Would you please return every line from the listing that contains the word "heading"?

####

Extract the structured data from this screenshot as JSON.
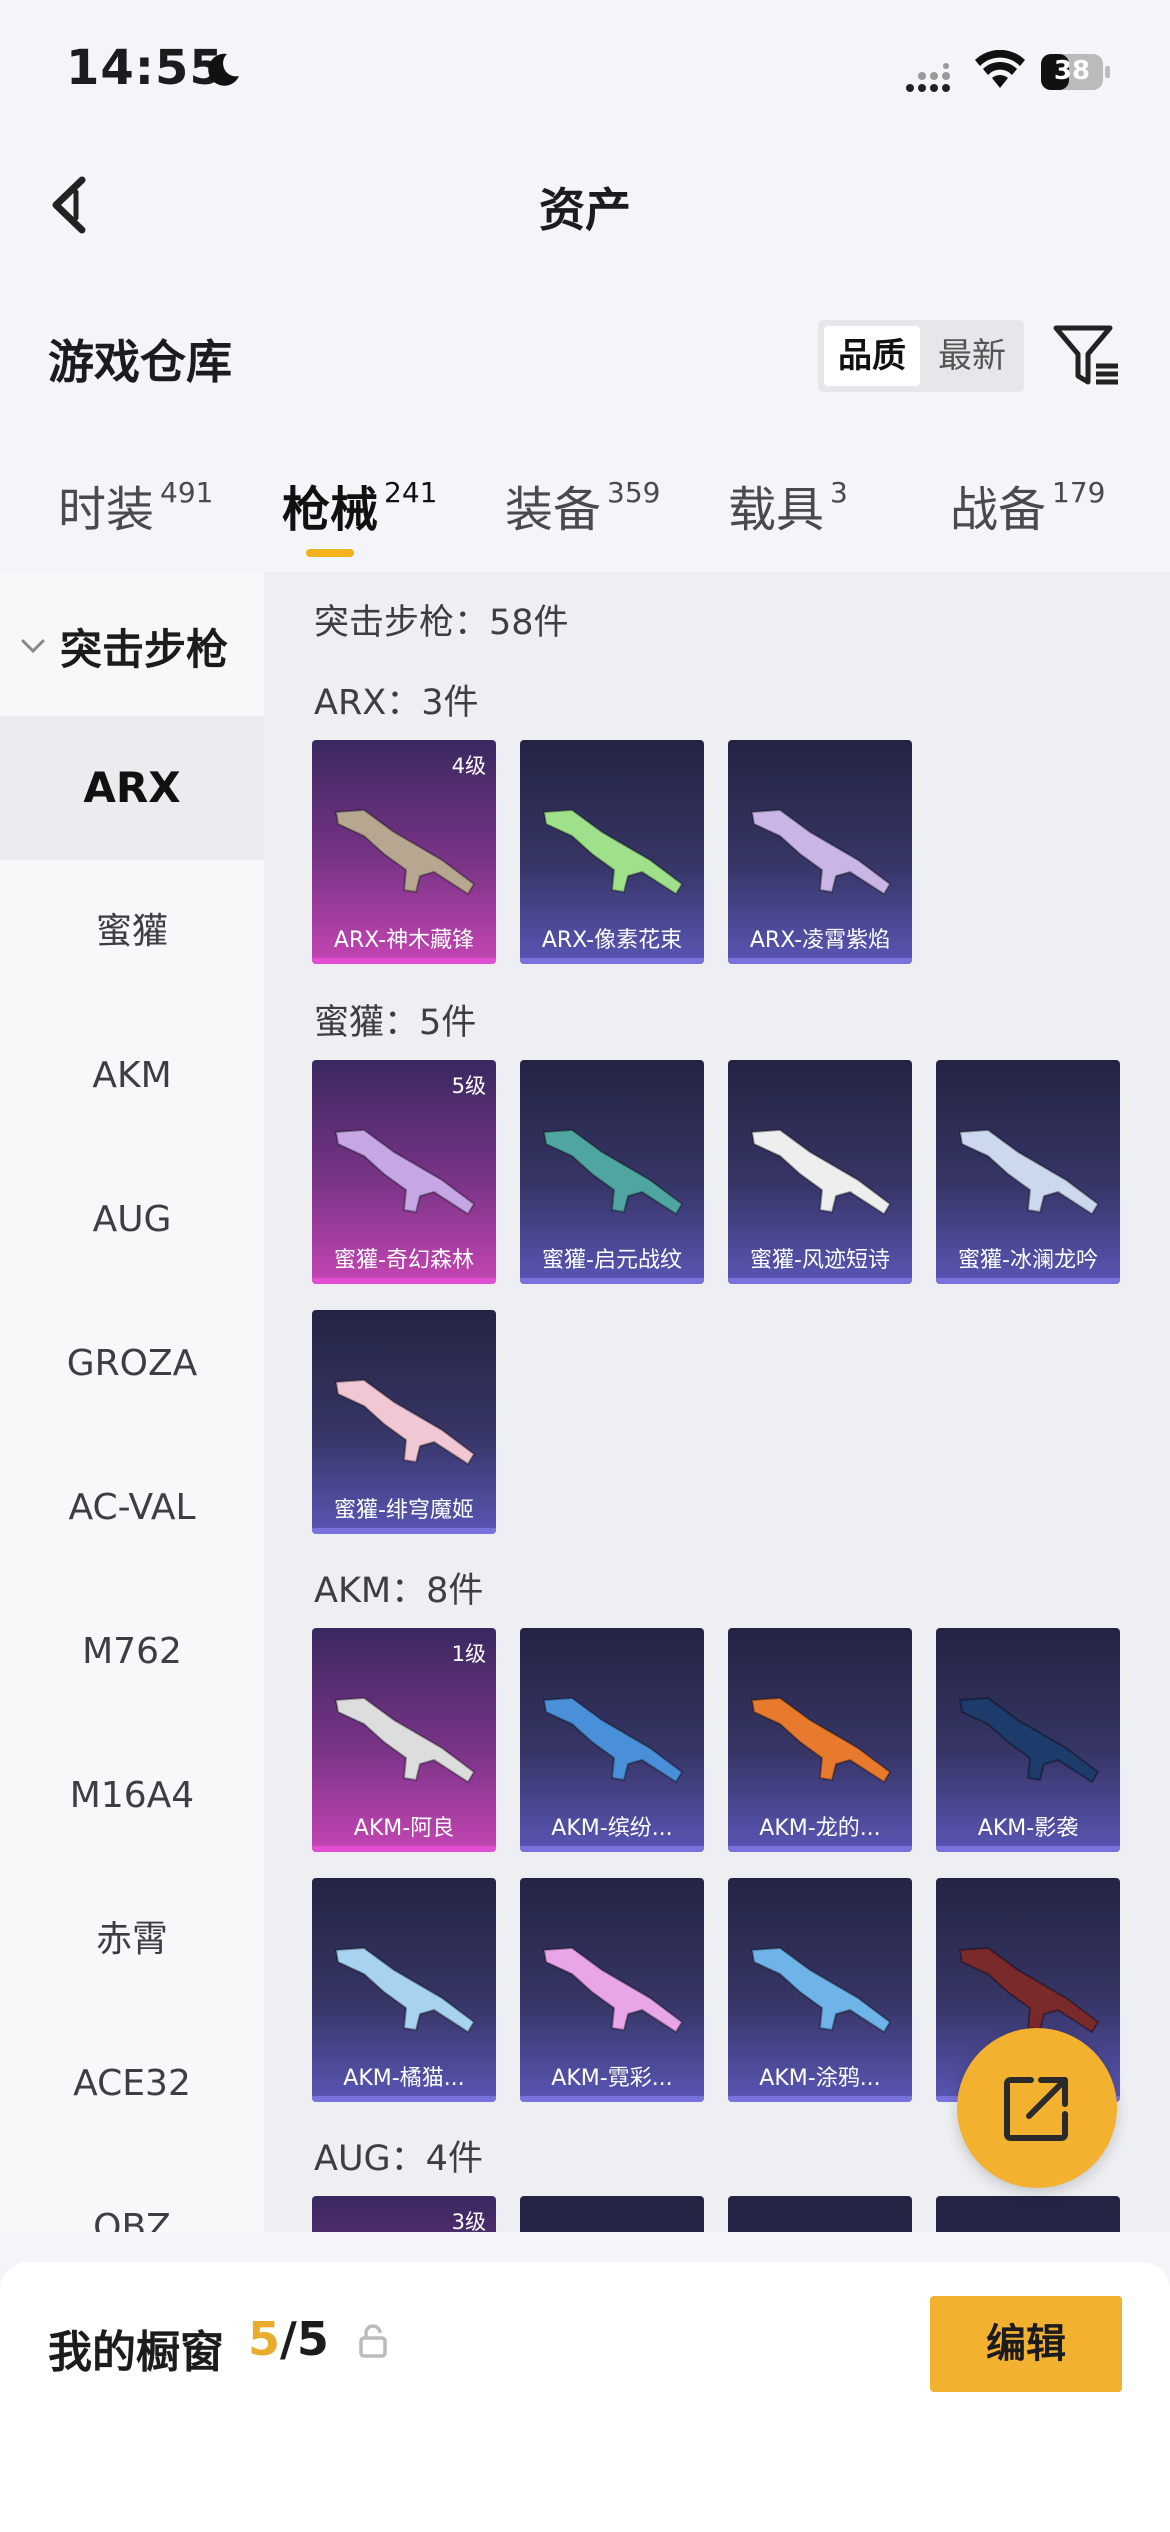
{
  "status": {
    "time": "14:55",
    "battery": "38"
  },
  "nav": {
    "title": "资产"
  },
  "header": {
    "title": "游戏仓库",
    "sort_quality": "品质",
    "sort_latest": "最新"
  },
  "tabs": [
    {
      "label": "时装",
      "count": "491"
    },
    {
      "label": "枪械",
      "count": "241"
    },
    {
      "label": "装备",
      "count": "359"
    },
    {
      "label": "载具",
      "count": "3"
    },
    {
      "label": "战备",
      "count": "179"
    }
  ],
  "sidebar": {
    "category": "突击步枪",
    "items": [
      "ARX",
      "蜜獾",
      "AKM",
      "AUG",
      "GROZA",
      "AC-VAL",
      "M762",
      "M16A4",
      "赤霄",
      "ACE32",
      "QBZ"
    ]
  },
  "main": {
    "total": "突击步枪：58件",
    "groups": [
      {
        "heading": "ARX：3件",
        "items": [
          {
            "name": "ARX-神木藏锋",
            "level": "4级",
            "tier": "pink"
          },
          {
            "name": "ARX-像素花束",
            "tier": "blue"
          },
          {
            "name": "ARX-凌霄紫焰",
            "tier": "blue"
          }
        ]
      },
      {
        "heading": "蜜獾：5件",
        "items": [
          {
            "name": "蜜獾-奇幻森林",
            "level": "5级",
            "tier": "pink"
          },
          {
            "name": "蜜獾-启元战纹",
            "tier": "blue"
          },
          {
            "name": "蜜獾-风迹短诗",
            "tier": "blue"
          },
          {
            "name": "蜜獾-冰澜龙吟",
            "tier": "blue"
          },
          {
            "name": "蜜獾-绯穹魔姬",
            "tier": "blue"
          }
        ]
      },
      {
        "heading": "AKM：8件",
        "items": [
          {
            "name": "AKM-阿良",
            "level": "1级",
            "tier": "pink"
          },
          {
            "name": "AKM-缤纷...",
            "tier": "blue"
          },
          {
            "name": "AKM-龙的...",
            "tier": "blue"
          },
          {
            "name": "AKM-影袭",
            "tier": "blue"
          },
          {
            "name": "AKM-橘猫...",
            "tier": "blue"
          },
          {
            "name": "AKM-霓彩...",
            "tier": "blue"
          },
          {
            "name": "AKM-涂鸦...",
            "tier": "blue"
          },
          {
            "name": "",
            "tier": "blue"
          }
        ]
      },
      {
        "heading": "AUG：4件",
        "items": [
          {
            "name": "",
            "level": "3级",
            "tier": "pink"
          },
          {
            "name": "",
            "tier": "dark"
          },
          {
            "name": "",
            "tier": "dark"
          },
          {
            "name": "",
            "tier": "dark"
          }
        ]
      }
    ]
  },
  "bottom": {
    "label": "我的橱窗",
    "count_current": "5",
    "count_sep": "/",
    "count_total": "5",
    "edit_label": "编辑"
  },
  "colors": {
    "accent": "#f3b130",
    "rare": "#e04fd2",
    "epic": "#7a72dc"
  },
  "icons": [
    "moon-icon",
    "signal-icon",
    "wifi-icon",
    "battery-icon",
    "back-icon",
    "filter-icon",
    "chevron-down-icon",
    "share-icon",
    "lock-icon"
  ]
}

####

### SOLUTION FOR THIS PROBLEM
        "heading": "ARX：3件",
        "heading": "蜜獾：5件",
        "heading": "AKM：8件",
        "heading": "AUG：4件",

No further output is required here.